Problem. Within the data beneath, some lines may hold the word "JSON". Give the number of those lines and nothing else.
- - - - - - -
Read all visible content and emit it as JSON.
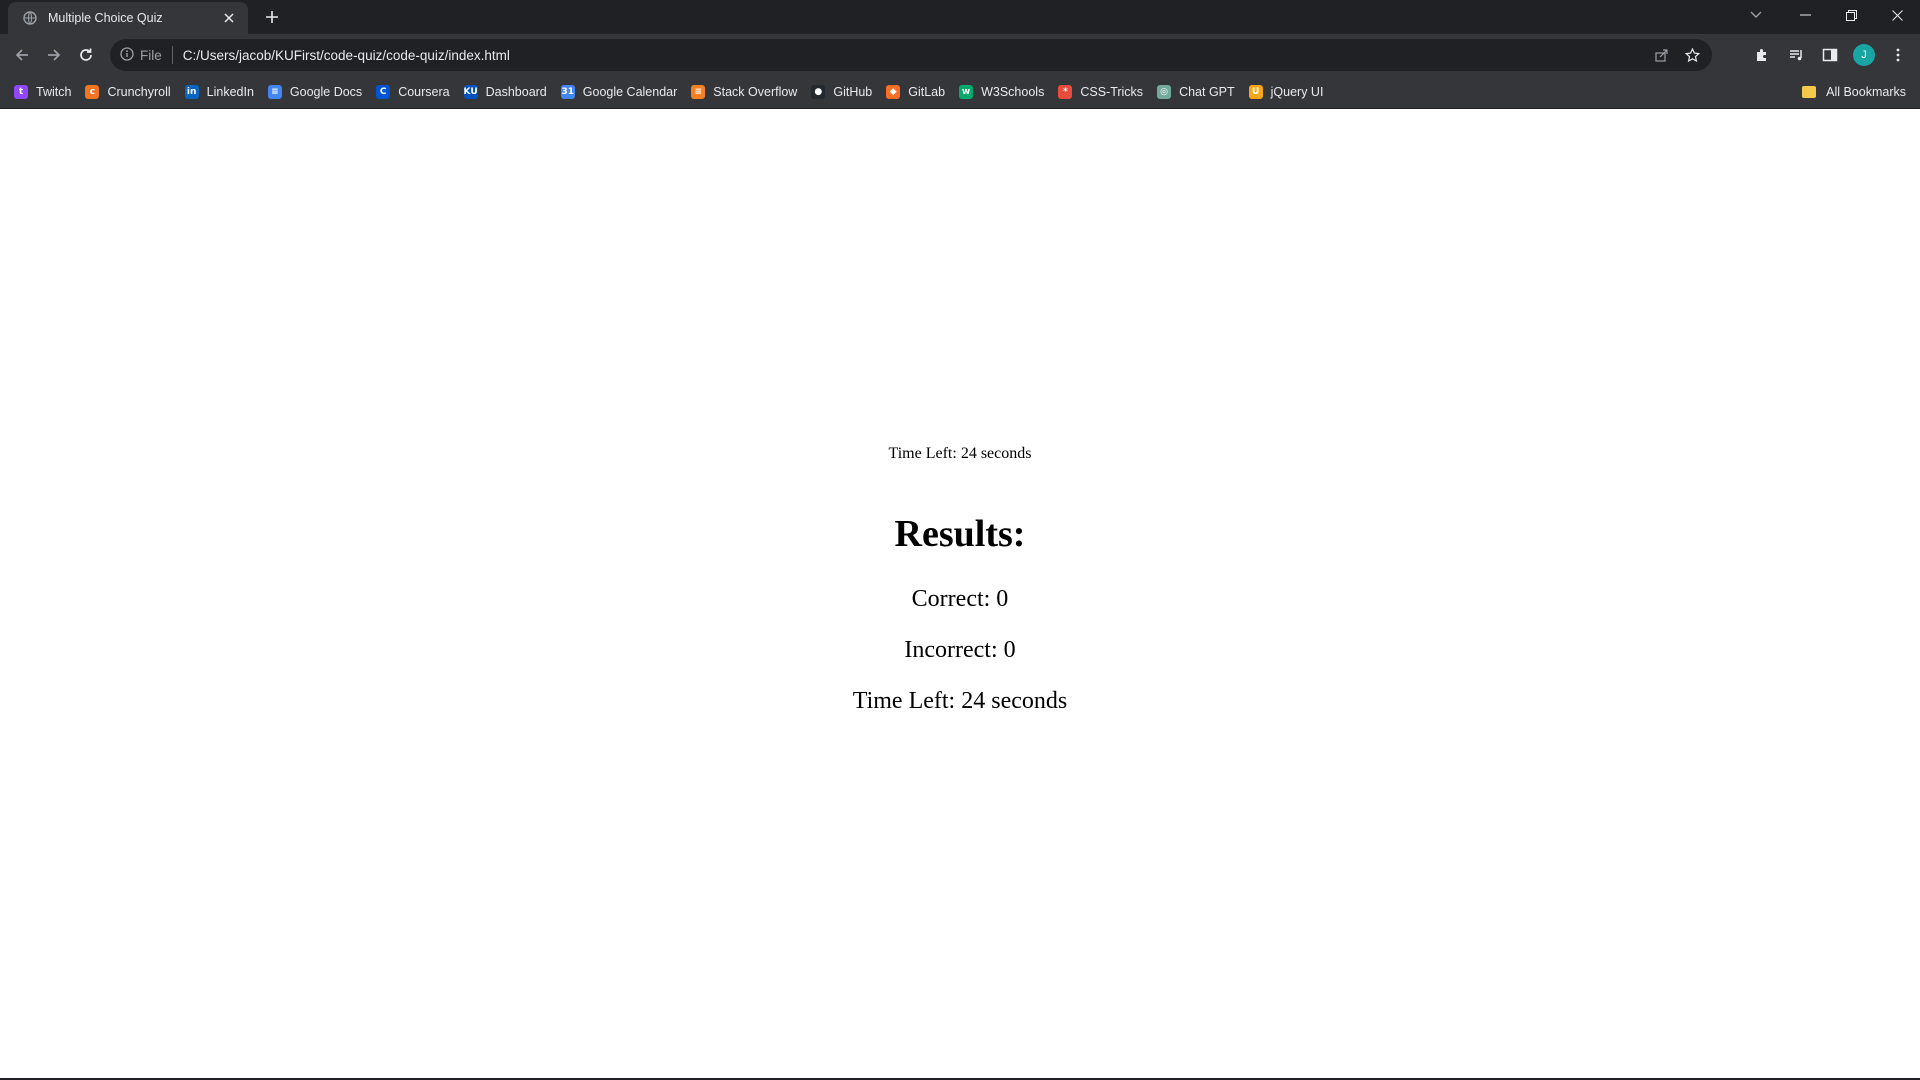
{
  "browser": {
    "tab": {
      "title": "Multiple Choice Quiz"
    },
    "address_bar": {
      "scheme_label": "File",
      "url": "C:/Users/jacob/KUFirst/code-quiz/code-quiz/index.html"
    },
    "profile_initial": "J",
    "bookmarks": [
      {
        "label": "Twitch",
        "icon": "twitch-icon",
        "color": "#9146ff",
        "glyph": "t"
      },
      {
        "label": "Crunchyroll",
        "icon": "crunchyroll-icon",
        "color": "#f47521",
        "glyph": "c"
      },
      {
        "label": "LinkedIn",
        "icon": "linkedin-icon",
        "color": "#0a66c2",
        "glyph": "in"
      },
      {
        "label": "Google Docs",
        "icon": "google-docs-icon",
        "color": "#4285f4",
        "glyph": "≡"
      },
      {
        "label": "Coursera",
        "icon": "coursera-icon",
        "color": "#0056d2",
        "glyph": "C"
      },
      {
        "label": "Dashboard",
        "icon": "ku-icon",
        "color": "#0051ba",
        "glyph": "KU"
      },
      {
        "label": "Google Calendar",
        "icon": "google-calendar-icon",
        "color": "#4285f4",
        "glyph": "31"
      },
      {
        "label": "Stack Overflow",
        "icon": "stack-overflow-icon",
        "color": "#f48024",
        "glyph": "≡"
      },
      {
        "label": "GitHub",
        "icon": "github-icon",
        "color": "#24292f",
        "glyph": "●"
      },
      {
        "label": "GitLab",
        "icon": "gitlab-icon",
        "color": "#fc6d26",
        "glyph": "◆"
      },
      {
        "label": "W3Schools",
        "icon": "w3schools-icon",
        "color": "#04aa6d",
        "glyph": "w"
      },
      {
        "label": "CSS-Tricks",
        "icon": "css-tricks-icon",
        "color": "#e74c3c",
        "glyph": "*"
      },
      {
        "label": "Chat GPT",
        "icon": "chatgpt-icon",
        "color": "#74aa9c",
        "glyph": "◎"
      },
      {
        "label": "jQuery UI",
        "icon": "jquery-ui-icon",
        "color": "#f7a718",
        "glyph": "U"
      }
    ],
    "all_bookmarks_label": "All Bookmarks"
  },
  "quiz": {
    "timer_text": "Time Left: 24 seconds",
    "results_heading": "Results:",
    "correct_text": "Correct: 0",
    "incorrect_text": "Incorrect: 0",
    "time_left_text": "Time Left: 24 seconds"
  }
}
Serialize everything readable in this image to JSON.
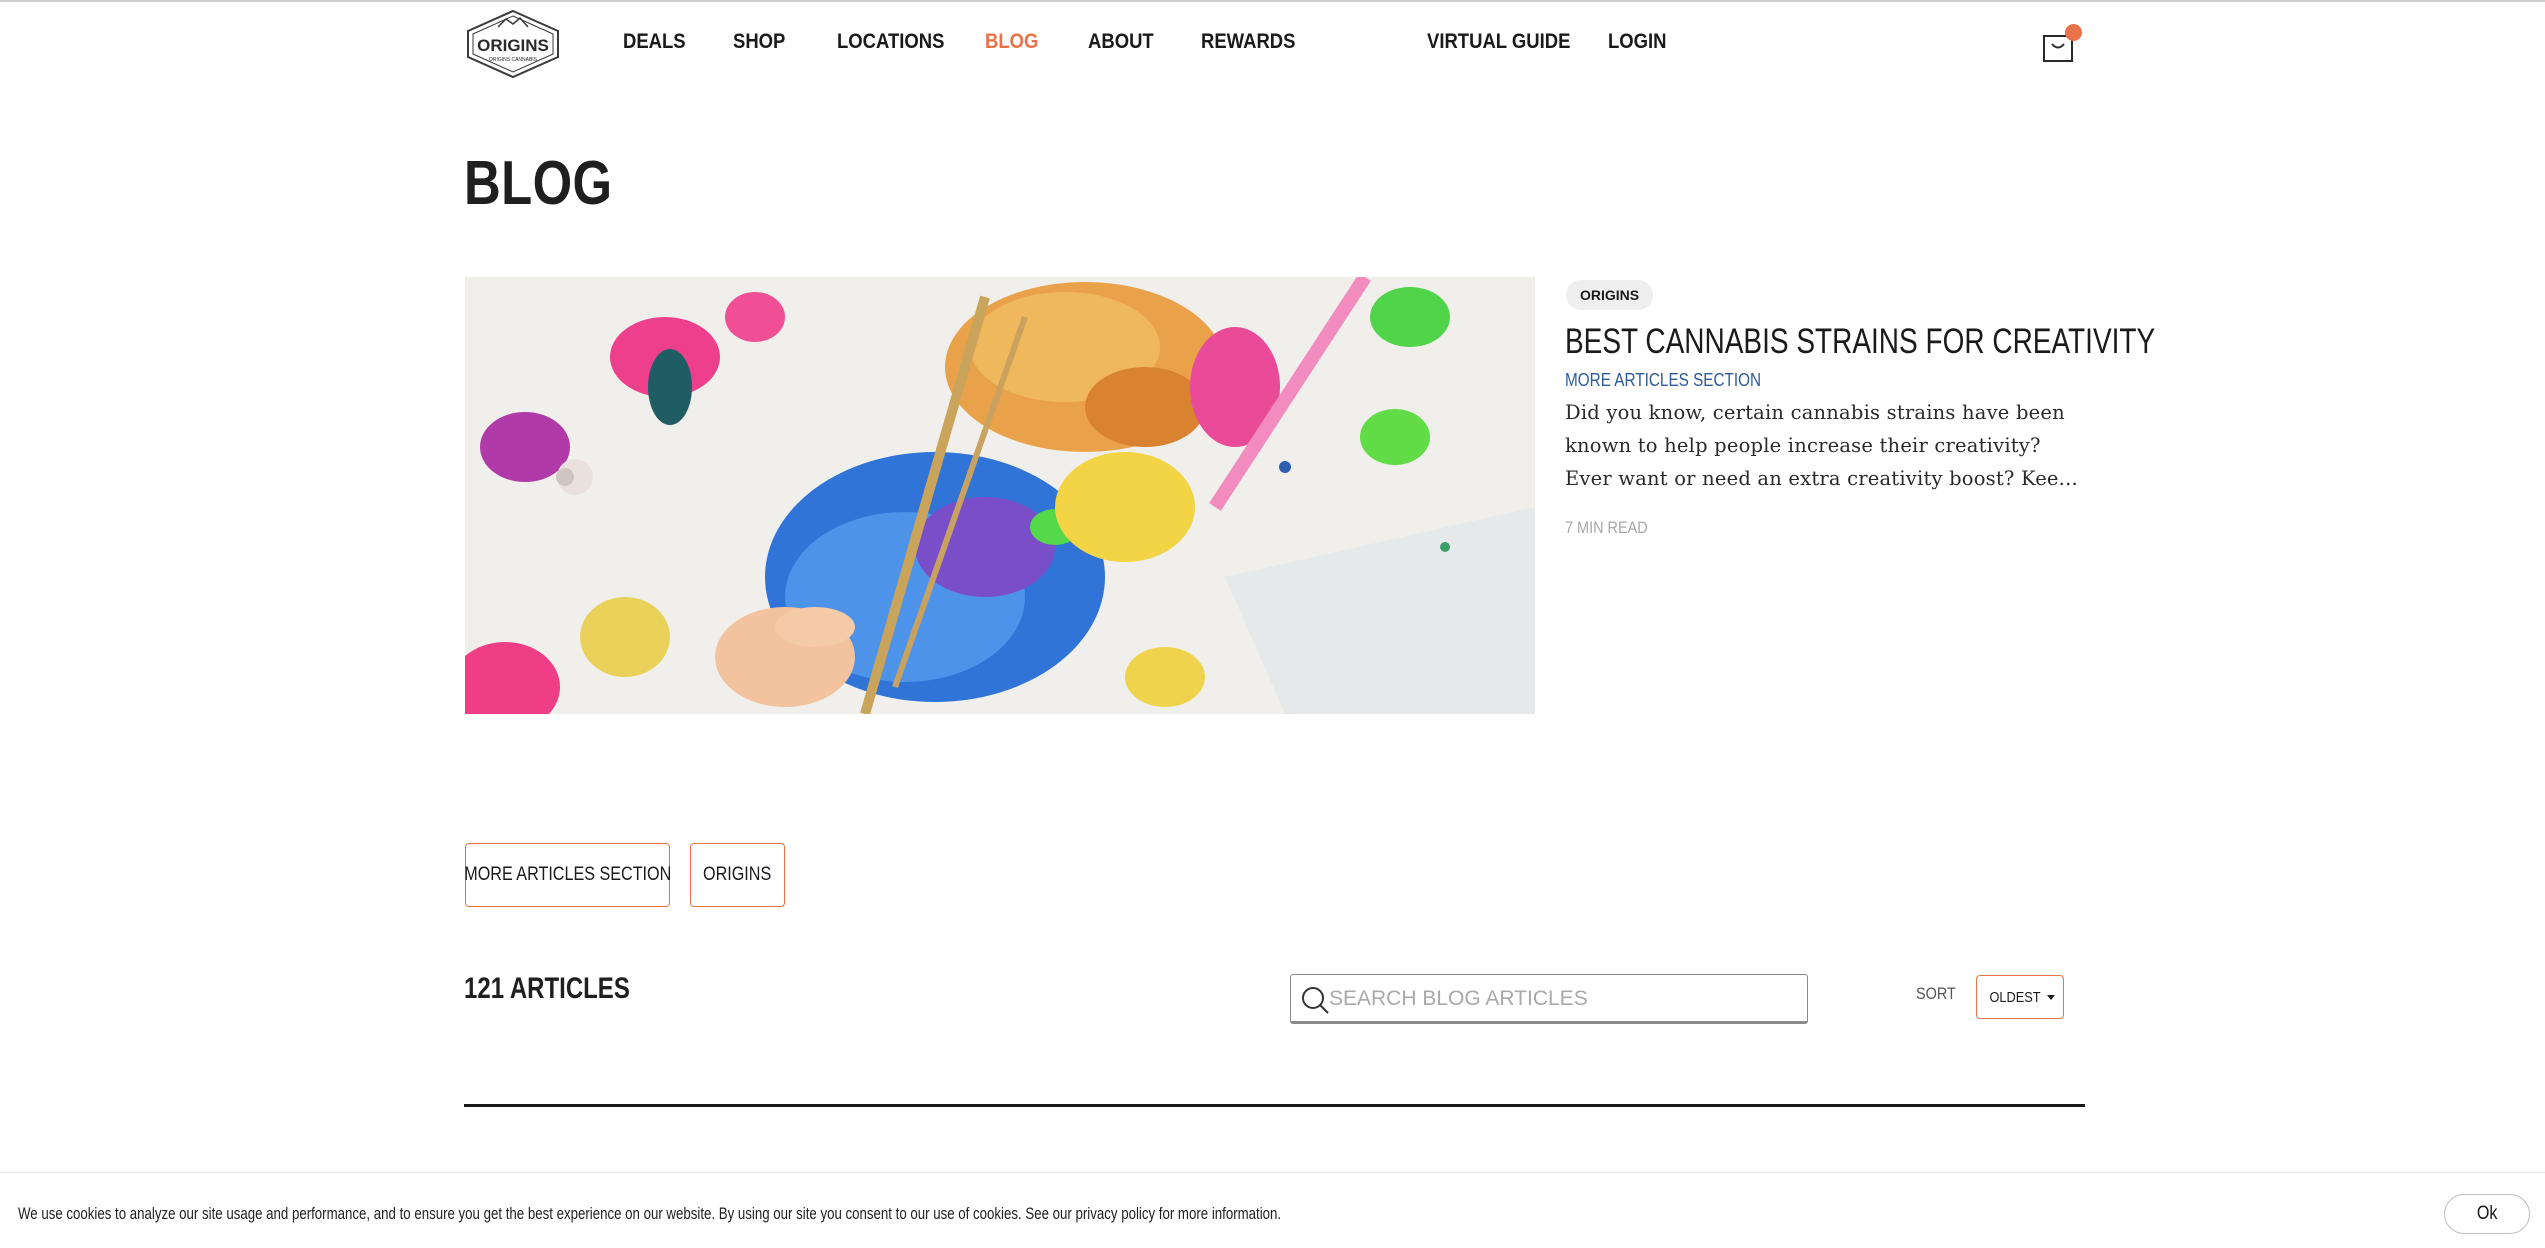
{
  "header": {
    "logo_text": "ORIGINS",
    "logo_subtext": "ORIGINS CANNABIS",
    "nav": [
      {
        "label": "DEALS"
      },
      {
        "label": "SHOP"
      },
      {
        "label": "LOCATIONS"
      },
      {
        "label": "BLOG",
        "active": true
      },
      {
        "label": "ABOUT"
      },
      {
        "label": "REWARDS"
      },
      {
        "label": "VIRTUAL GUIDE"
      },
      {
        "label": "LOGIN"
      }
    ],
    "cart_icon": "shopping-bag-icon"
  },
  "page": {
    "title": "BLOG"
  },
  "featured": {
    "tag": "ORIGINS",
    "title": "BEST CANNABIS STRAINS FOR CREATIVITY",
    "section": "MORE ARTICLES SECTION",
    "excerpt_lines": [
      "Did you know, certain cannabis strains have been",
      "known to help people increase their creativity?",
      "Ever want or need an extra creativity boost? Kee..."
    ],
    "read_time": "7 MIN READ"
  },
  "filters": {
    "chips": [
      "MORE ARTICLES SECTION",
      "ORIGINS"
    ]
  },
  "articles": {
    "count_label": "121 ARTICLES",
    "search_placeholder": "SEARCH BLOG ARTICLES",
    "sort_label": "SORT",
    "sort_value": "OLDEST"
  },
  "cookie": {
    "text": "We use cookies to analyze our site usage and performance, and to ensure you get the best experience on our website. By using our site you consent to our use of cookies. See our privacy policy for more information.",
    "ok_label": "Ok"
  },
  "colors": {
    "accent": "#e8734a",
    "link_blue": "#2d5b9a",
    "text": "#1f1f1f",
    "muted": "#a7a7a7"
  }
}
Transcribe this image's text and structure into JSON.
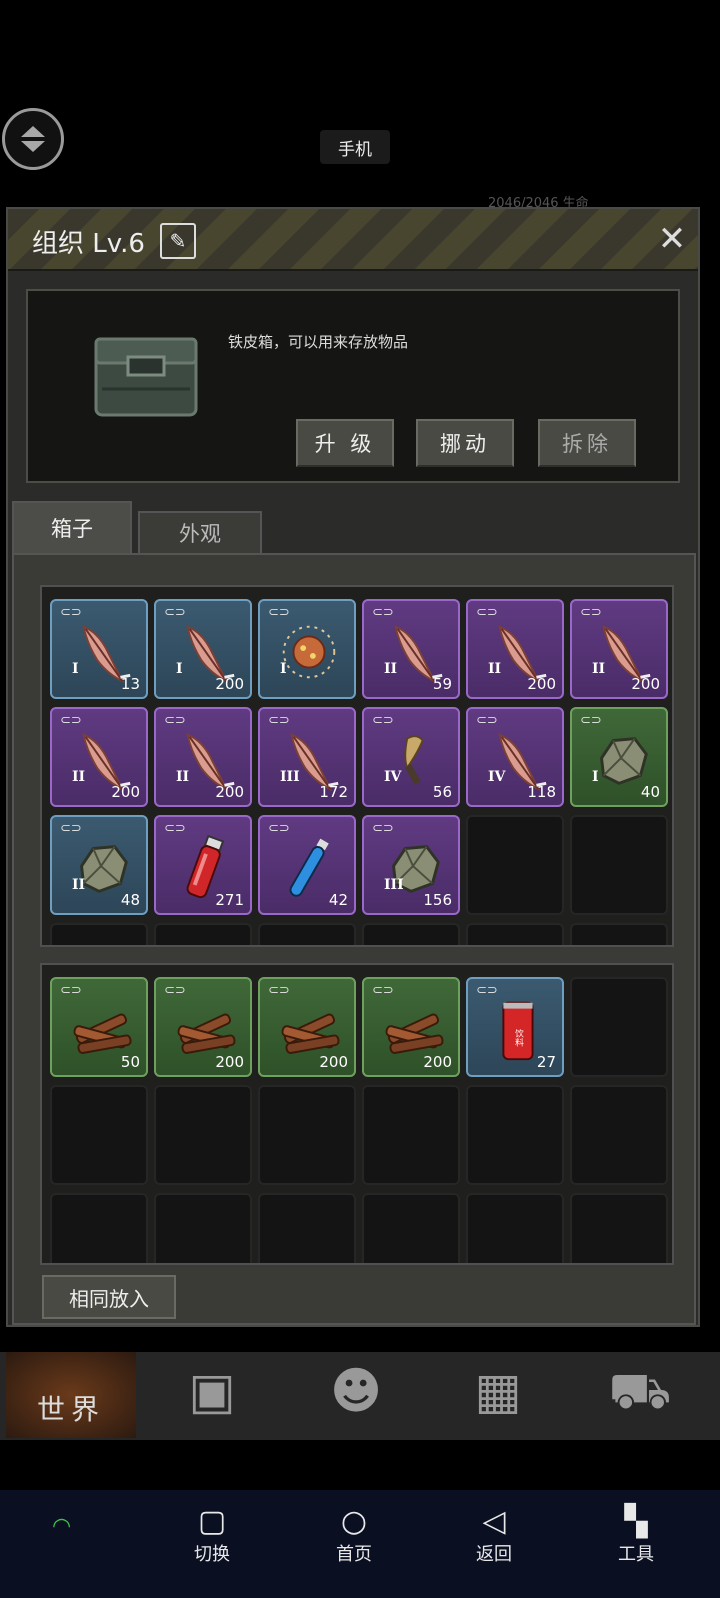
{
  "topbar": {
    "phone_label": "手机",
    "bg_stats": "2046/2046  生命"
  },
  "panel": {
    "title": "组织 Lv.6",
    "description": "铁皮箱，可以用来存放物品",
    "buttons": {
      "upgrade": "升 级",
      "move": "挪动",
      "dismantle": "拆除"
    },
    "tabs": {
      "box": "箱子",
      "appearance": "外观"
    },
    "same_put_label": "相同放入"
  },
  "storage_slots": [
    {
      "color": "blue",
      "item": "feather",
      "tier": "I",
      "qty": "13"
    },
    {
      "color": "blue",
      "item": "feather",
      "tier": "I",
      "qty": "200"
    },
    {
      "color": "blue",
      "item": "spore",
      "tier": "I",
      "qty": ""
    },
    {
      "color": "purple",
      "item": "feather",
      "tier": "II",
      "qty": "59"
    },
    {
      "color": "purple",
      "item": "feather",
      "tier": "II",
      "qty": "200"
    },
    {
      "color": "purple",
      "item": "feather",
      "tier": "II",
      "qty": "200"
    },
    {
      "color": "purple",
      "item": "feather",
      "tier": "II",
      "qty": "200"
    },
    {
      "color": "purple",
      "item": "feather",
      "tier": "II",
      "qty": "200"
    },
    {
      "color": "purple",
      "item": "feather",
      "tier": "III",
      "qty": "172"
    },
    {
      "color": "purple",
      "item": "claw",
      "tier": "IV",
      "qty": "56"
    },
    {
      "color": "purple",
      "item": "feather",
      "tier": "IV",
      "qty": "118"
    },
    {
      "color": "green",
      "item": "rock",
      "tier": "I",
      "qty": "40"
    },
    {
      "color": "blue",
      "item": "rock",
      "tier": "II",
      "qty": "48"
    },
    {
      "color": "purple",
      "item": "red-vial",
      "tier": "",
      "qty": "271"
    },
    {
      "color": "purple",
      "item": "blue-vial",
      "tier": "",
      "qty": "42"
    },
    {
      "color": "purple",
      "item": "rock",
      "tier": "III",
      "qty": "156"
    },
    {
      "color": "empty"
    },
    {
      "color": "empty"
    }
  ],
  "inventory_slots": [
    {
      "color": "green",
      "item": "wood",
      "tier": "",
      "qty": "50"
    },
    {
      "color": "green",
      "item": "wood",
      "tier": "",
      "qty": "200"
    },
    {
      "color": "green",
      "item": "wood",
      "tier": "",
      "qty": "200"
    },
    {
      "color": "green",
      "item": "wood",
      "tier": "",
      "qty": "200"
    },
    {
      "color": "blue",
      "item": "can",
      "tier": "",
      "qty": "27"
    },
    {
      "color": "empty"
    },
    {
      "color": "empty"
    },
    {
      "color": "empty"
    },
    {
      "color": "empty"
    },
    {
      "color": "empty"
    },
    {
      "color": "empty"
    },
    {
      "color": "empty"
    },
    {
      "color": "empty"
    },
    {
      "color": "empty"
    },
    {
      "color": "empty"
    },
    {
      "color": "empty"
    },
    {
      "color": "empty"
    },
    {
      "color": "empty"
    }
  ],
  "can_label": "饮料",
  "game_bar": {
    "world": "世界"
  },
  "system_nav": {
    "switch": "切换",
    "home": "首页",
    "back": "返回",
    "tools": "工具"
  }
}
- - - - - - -
Exercise result. 3